January 3rd, 2006, 11:21 AM
I just made my first candle yesterday. It was surprisingly more simple, more so then all the horror stories I'd heard. Well, it was all simple except the color. I wanted a vibrant red color and I ended up with a neon pink color. I bought my supplies from Michaels (the brand name being Yales, I think) and I had put in floresent red and the regular red color (more then 2/8ths, whereas the package only suggested 1/8) and it still came out pink.

So how do I get a deep, vibrant color. I want to make another attempt soon, so any feedback would be lovely.

Morgandria
January 3rd, 2006, 01:05 PM
I used crayons to dye my last candle attempt. I just tossed metallic ones in, though, and they came out sort of metallic-sheened. I don't know if red crayons would help you.

I've also seen you can buy red bars of wax colourant - I know they worked for sealing wax in a vibrant dark red. They might work for candles.

Felidae
January 3rd, 2006, 01:25 PM
Put in more of the color cake than suggested (I assume that you are using the color cake and not the liquid since it's the Yaley item most box craft stores carry).
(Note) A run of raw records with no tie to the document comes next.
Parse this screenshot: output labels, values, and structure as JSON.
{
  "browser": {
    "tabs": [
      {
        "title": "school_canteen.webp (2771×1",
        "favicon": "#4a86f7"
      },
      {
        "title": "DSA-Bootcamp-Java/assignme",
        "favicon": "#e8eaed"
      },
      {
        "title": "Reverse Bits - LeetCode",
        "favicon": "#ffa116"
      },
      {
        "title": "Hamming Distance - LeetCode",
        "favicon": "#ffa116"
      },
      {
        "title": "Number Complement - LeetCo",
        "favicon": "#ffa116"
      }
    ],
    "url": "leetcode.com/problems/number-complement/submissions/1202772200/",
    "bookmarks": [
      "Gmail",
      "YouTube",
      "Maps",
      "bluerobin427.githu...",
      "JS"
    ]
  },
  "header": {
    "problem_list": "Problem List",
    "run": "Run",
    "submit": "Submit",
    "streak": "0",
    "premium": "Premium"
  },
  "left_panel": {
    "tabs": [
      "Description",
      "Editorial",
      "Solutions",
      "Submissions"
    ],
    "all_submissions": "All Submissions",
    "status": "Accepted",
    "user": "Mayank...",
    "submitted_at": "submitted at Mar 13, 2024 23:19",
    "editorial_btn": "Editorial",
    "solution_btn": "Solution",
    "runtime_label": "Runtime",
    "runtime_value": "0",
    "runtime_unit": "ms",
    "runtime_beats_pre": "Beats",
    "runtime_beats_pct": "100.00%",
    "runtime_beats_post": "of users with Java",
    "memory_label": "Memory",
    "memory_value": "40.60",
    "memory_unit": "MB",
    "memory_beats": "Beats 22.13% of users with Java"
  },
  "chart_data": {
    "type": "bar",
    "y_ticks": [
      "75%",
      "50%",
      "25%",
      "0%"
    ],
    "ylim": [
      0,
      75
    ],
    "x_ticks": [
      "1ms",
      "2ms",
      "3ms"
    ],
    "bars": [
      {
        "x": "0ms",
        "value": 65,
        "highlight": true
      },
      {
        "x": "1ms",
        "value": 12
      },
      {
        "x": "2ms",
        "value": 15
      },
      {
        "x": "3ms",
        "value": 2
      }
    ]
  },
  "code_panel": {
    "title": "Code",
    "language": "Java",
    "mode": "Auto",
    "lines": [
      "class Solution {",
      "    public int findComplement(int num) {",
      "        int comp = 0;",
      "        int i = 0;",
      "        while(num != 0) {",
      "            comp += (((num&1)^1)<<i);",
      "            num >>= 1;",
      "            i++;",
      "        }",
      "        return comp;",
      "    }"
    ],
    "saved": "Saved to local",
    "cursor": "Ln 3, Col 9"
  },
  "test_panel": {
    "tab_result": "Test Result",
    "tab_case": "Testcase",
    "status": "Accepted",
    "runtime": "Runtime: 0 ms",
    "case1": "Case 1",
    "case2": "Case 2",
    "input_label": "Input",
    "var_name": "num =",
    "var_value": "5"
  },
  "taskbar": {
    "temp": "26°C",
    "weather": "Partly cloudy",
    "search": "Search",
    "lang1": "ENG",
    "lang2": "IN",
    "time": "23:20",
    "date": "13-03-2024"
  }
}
I usually test my scent and color by placing a few drops of the liquid wax on a small sheet of waxed or parchment paper at frequent intervals, adding just a little bit more until the desired intensity is reached. That way I have some idea of the end results before pouring.

I also advise adding in small increments and testing often, as it's easy to add more pigment and impossible to rescue a muddy color.

Kendrah
January 3rd, 2006, 01:38 PM
Put in more of the color cake than suggested (I assume that you are using the color cake and not the liquid since it's the Yaley item most box craft stores carry).

Oh, I did. More then double the amount. Probably triple but still... And yeah, the brand is Yaley. Is that a bad brand?

Felidae
January 3rd, 2006, 01:53 PM
Not a bad brand or type at all, I use it too, though wish they would stock the liquid pigment from time to time...

I guess they all supply the cakes because the shelf life is longer!

I do use essential and perfume oils I get from other suppliers to scent my candles, but use these carefully as they can effect the molding and burn quality.

johenn123
January 3rd, 2006, 02:50 PM
try liquid but don't use a lot. It works. Trust me!

halfwaynowhere
January 3rd, 2006, 07:35 PM
well, flourescent red is probably going to turn out either neon pink or neon orange... you might have been better off with just the regular red color... i don't know though, i haven't tried making candles yet...